That’s according to Erin M. Collins, the National Taxpayer Advocate, who said in a memo on Tuesday that she was officially appealing a decision by the IRS to reject the timely implementation of simple scanning technology, which would have allowed the agency to “machine read” handwritten paper tax returns.
According to the most recent estimates, the IRS had a backlog of more than 17 million paper returns as of July—leaving processing centers overflowing with monstrous paper mountains that look almost comical from a distance—and each one of those returns has to be reviewed by a human being.

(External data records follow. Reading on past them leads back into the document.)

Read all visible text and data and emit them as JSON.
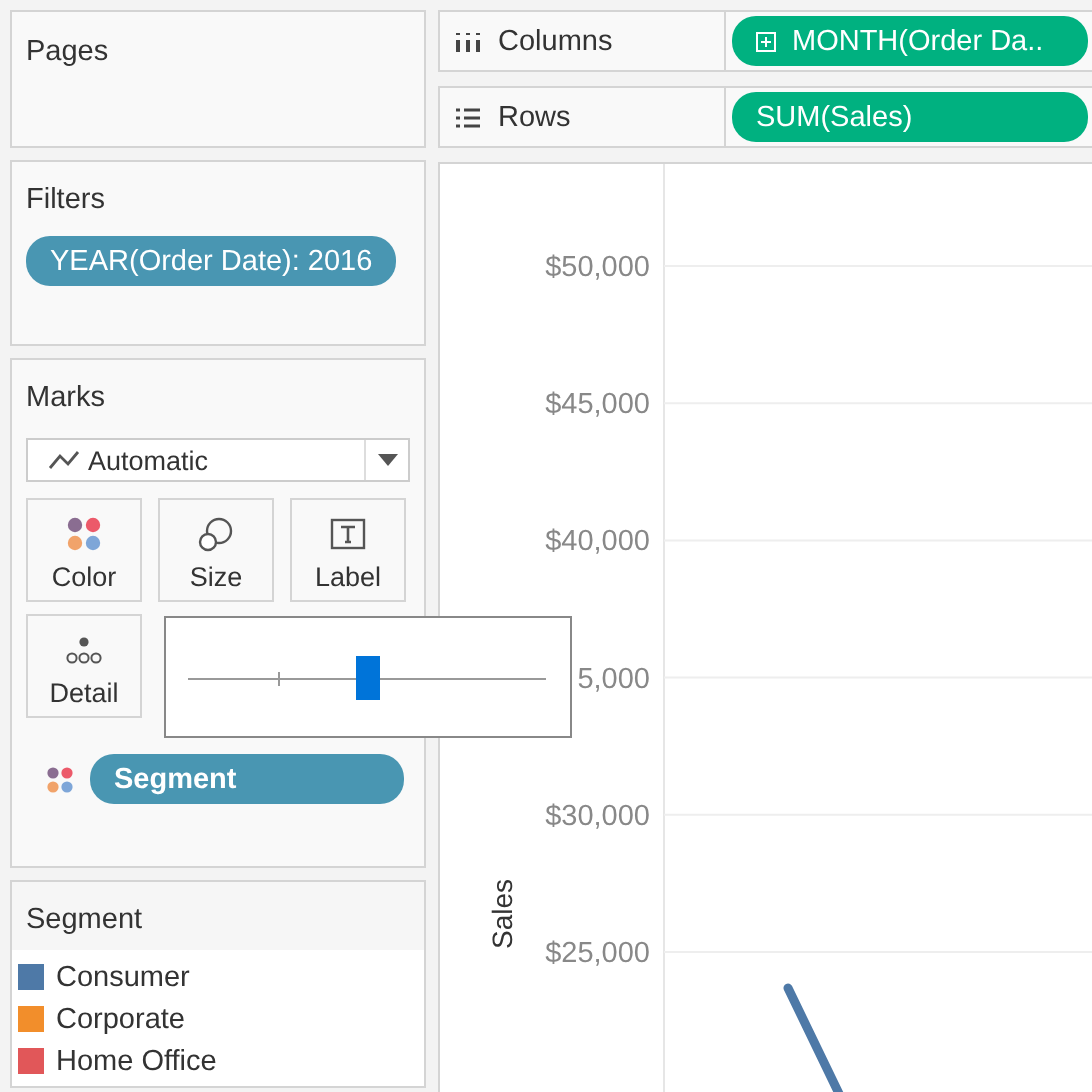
{
  "pages": {
    "title": "Pages"
  },
  "shelves": [
    {
      "kind": "columns",
      "label": "Columns",
      "pill": {
        "text": "MONTH(Order Da..",
        "expandable": true
      }
    },
    {
      "kind": "rows",
      "label": "Rows",
      "pill": {
        "text": "SUM(Sales)",
        "expandable": false
      }
    }
  ],
  "filters": {
    "title": "Filters",
    "pills": [
      "YEAR(Order Date): 2016"
    ]
  },
  "marks": {
    "title": "Marks",
    "type": "Automatic",
    "cards": [
      {
        "kind": "color",
        "label": "Color"
      },
      {
        "kind": "size",
        "label": "Size"
      },
      {
        "kind": "label",
        "label": "Label"
      },
      {
        "kind": "detail",
        "label": "Detail"
      }
    ],
    "pills": [
      {
        "kind": "color",
        "text": "Segment"
      }
    ],
    "size_popup": {
      "level": 0.5
    }
  },
  "legend": {
    "title": "Segment",
    "items": [
      {
        "label": "Consumer",
        "color": "#4e79a7"
      },
      {
        "label": "Corporate",
        "color": "#f28e2b"
      },
      {
        "label": "Home Office",
        "color": "#e15759"
      }
    ]
  },
  "chart": {
    "axis_title": "Sales",
    "tick_labels": [
      "$50,000",
      "$45,000",
      "$40,000",
      "5,000",
      "$30,000",
      "$25,000"
    ]
  }
}
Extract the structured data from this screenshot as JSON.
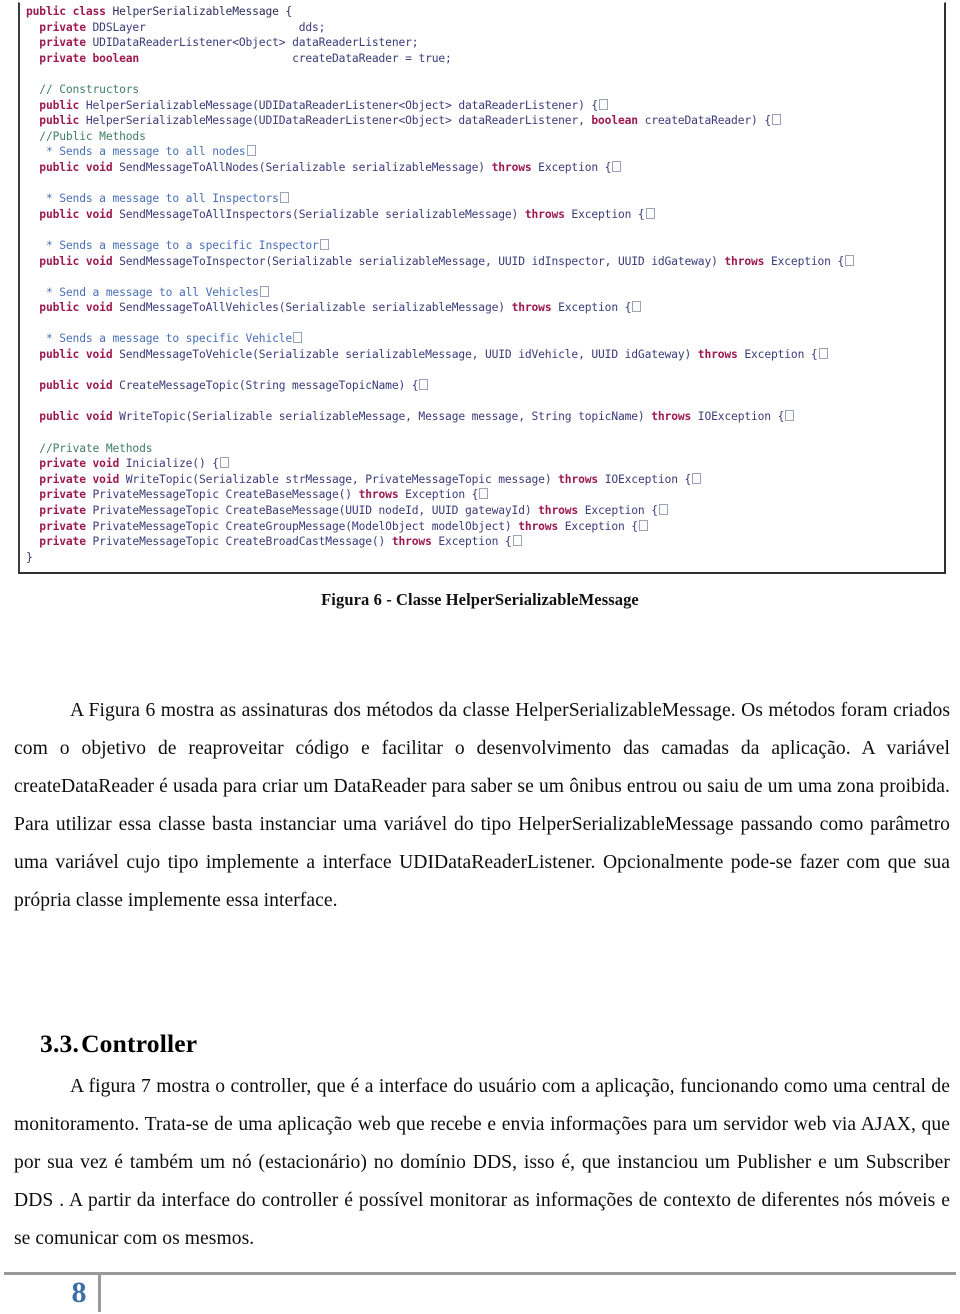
{
  "figure": {
    "caption": "Figura 6 - Classe HelperSerializableMessage",
    "code_lines": [
      [
        {
          "t": "public ",
          "c": "kw"
        },
        {
          "t": "class ",
          "c": "kw"
        },
        {
          "t": "HelperSerializableMessage {",
          "c": "pl"
        }
      ],
      [
        {
          "t": "  private ",
          "c": "kw"
        },
        {
          "t": "DDSLayer",
          "c": "id"
        },
        {
          "t": "                       ",
          "c": "pl"
        },
        {
          "t": "dds;",
          "c": "id"
        }
      ],
      [
        {
          "t": "  private ",
          "c": "kw"
        },
        {
          "t": "UDIDataReaderListener<Object> ",
          "c": "id"
        },
        {
          "t": "dataReaderListener;",
          "c": "id"
        }
      ],
      [
        {
          "t": "  private ",
          "c": "kw"
        },
        {
          "t": "boolean",
          "c": "kw"
        },
        {
          "t": "                       ",
          "c": "pl"
        },
        {
          "t": "createDataReader = ",
          "c": "id"
        },
        {
          "t": "true;",
          "c": "id"
        }
      ],
      [
        {
          "t": "",
          "c": "pl"
        }
      ],
      [
        {
          "t": "  // Constructors",
          "c": "cmt"
        }
      ],
      [
        {
          "t": "  public ",
          "c": "kw"
        },
        {
          "t": "HelperSerializableMessage(UDIDataReaderListener<Object> dataReaderListener) {",
          "c": "id"
        },
        {
          "t": "BOX",
          "c": "box"
        }
      ],
      [
        {
          "t": "  public ",
          "c": "kw"
        },
        {
          "t": "HelperSerializableMessage(UDIDataReaderListener<Object> dataReaderListener, ",
          "c": "id"
        },
        {
          "t": "boolean ",
          "c": "kw"
        },
        {
          "t": "createDataReader) {",
          "c": "id"
        },
        {
          "t": "BOX",
          "c": "box"
        }
      ],
      [
        {
          "t": "  //Public Methods",
          "c": "cmt"
        }
      ],
      [
        {
          "t": "   * Sends a message to all nodes",
          "c": "doc"
        },
        {
          "t": "BOX",
          "c": "box"
        }
      ],
      [
        {
          "t": "  public void ",
          "c": "kw"
        },
        {
          "t": "SendMessageToAllNodes(Serializable serializableMessage) ",
          "c": "id"
        },
        {
          "t": "throws ",
          "c": "kw"
        },
        {
          "t": "Exception {",
          "c": "id"
        },
        {
          "t": "BOX",
          "c": "box"
        }
      ],
      [
        {
          "t": "",
          "c": "pl"
        }
      ],
      [
        {
          "t": "   * Sends a message to all Inspectors",
          "c": "doc"
        },
        {
          "t": "BOX",
          "c": "box"
        }
      ],
      [
        {
          "t": "  public void ",
          "c": "kw"
        },
        {
          "t": "SendMessageToAllInspectors(Serializable serializableMessage) ",
          "c": "id"
        },
        {
          "t": "throws ",
          "c": "kw"
        },
        {
          "t": "Exception {",
          "c": "id"
        },
        {
          "t": "BOX",
          "c": "box"
        }
      ],
      [
        {
          "t": "",
          "c": "pl"
        }
      ],
      [
        {
          "t": "   * Sends a message to a specific Inspector",
          "c": "doc"
        },
        {
          "t": "BOX",
          "c": "box"
        }
      ],
      [
        {
          "t": "  public void ",
          "c": "kw"
        },
        {
          "t": "SendMessageToInspector(Serializable serializableMessage, UUID idInspector, UUID idGateway) ",
          "c": "id"
        },
        {
          "t": "throws ",
          "c": "kw"
        },
        {
          "t": "Exception {",
          "c": "id"
        },
        {
          "t": "BOX",
          "c": "box"
        }
      ],
      [
        {
          "t": "",
          "c": "pl"
        }
      ],
      [
        {
          "t": "   * Send a message to all Vehicles",
          "c": "doc"
        },
        {
          "t": "BOX",
          "c": "box"
        }
      ],
      [
        {
          "t": "  public void ",
          "c": "kw"
        },
        {
          "t": "SendMessageToAllVehicles(Serializable serializableMessage) ",
          "c": "id"
        },
        {
          "t": "throws ",
          "c": "kw"
        },
        {
          "t": "Exception {",
          "c": "id"
        },
        {
          "t": "BOX",
          "c": "box"
        }
      ],
      [
        {
          "t": "",
          "c": "pl"
        }
      ],
      [
        {
          "t": "   * Sends a message to specific Vehicle",
          "c": "doc"
        },
        {
          "t": "BOX",
          "c": "box"
        }
      ],
      [
        {
          "t": "  public void ",
          "c": "kw"
        },
        {
          "t": "SendMessageToVehicle(Serializable serializableMessage, UUID idVehicle, UUID idGateway) ",
          "c": "id"
        },
        {
          "t": "throws ",
          "c": "kw"
        },
        {
          "t": "Exception {",
          "c": "id"
        },
        {
          "t": "BOX",
          "c": "box"
        }
      ],
      [
        {
          "t": "",
          "c": "pl"
        }
      ],
      [
        {
          "t": "  public void ",
          "c": "kw"
        },
        {
          "t": "CreateMessageTopic(String messageTopicName) {",
          "c": "id"
        },
        {
          "t": "BOX",
          "c": "box"
        }
      ],
      [
        {
          "t": "",
          "c": "pl"
        }
      ],
      [
        {
          "t": "  public void ",
          "c": "kw"
        },
        {
          "t": "WriteTopic(Serializable serializableMessage, Message message, String topicName) ",
          "c": "id"
        },
        {
          "t": "throws ",
          "c": "kw"
        },
        {
          "t": "IOException {",
          "c": "id"
        },
        {
          "t": "BOX",
          "c": "box"
        }
      ],
      [
        {
          "t": "",
          "c": "pl"
        }
      ],
      [
        {
          "t": "  //Private Methods",
          "c": "cmt"
        }
      ],
      [
        {
          "t": "  private void ",
          "c": "kw"
        },
        {
          "t": "Inicialize() {",
          "c": "id"
        },
        {
          "t": "BOX",
          "c": "box"
        }
      ],
      [
        {
          "t": "  private void ",
          "c": "kw"
        },
        {
          "t": "WriteTopic(Serializable strMessage, PrivateMessageTopic message) ",
          "c": "id"
        },
        {
          "t": "throws ",
          "c": "kw"
        },
        {
          "t": "IOException {",
          "c": "id"
        },
        {
          "t": "BOX",
          "c": "box"
        }
      ],
      [
        {
          "t": "  private ",
          "c": "kw"
        },
        {
          "t": "PrivateMessageTopic CreateBaseMessage() ",
          "c": "id"
        },
        {
          "t": "throws ",
          "c": "kw"
        },
        {
          "t": "Exception {",
          "c": "id"
        },
        {
          "t": "BOX",
          "c": "box"
        }
      ],
      [
        {
          "t": "  private ",
          "c": "kw"
        },
        {
          "t": "PrivateMessageTopic CreateBaseMessage(UUID nodeId, UUID gatewayId) ",
          "c": "id"
        },
        {
          "t": "throws ",
          "c": "kw"
        },
        {
          "t": "Exception {",
          "c": "id"
        },
        {
          "t": "BOX",
          "c": "box"
        }
      ],
      [
        {
          "t": "  private ",
          "c": "kw"
        },
        {
          "t": "PrivateMessageTopic CreateGroupMessage(ModelObject modelObject) ",
          "c": "id"
        },
        {
          "t": "throws ",
          "c": "kw"
        },
        {
          "t": "Exception {",
          "c": "id"
        },
        {
          "t": "BOX",
          "c": "box"
        }
      ],
      [
        {
          "t": "  private ",
          "c": "kw"
        },
        {
          "t": "PrivateMessageTopic CreateBroadCastMessage() ",
          "c": "id"
        },
        {
          "t": "throws ",
          "c": "kw"
        },
        {
          "t": "Exception {",
          "c": "id"
        },
        {
          "t": "BOX",
          "c": "box"
        }
      ],
      [
        {
          "t": "}",
          "c": "pl"
        }
      ]
    ]
  },
  "body": {
    "paragraph_1": "A Figura 6 mostra as assinaturas dos métodos da classe HelperSerializableMessage. Os métodos foram criados com o objetivo de reaproveitar código e facilitar o desenvolvimento das camadas da aplicação. A variável createDataReader é usada para criar um DataReader para saber se um ônibus entrou ou saiu de um uma zona proibida. Para utilizar essa classe basta instanciar uma variável do tipo HelperSerializableMessage passando como parâmetro uma variável cujo tipo implemente a interface UDIDataReaderListener. Opcionalmente pode-se fazer com que sua própria classe implemente essa interface.",
    "paragraph_2": "A figura 7 mostra o controller, que é a interface do usuário com a aplicação, funcionando como uma central de monitoramento. Trata-se de uma aplicação web que recebe e envia informações para um servidor web via AJAX, que por sua vez é também um nó (estacionário) no domínio DDS, isso é, que instanciou um Publisher e um Subscriber  DDS . A partir da interface do controller é possível monitorar as informações de contexto de diferentes nós móveis e se comunicar com os mesmos."
  },
  "heading": {
    "number": "3.3.",
    "title": "Controller"
  },
  "footer": {
    "page_number": "8"
  },
  "colors": {
    "keyword": "#9c1a50",
    "comment": "#3f7f5f",
    "javadoc": "#4a6fb5",
    "identifier": "#3b3b7a",
    "page_number": "#3b6ea5",
    "footer_rule": "#9a9a9a"
  }
}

The result is that many taxpayers who are owed refunds are left waiting for months on end with no clear communication for when they can expect their money.
As Fast Company reported in March, Collins had issued a directive to the IRS asking it to implement scanning technology that would automate the process, ideally by the start of the 2023 tax season, but if not, then by the start of the 2024 tax season at the latest. Such technology, known as optical character recognition, or OCR, has been around for decades and is already widely in use at state-level tax agencies, according to Collins.
However, the IRS said in a response last month that it was essentially revoking the directive, noting that, while it is testing a number of pilot programs, it did not yet have a system in place that it could simply just roll out. “We will not implement any single option until we are confident in the delivery of that option,” wrote deputy commissioners Jeffrey J. Tribiano and Douglas W. O’Donnell.
In other words, the agency agrees that scanning paper returns is urgently needed, but taxpayers shouldn’t hold their breath that this will happen by 2023 or even 2024.
Collins says that’s simply not good enough. “I fully agree the IRS should choose an efficient and reliable delivery system, but the IRS response did not provide specifics as to the IRS’s ongoing efforts, a timeline to apply a delivery system to process paper returns, or what percentage of 2022 returns it anticipates scanning,” she wrote in her appeal letter, adding that taxpayers “deserve a 21st century tax administration that utilizes technology to meet the needs of the taxpaying public, notably by delivering timely tax refunds.”
She went on to say that she expects an answer to her appeal by September 30. In it, she wants the IRS to explain either how it plans to implement the scanning technology, whether it has come up with a viable alternative, or whether it will simply decline taking action.
It’s unclear what will happen next. According to a follow-up blog post from Collins, her decision to appeal a decision by two IRS deputy commissioners is an “unusual step.” The Taxpayer Advocate Service is typically able to make recommendations to the IRS, but it has limited authority to mandate changes.
One thing does seem clear, though: The agency’s paper problem is not going away, and at its current pace, it may not even finish dealing with its existing backlog before the process starts all over again next year. “While we all hope the IRS can work through the backlog this year, I often say that hope is not a business plan,” Collins wrote.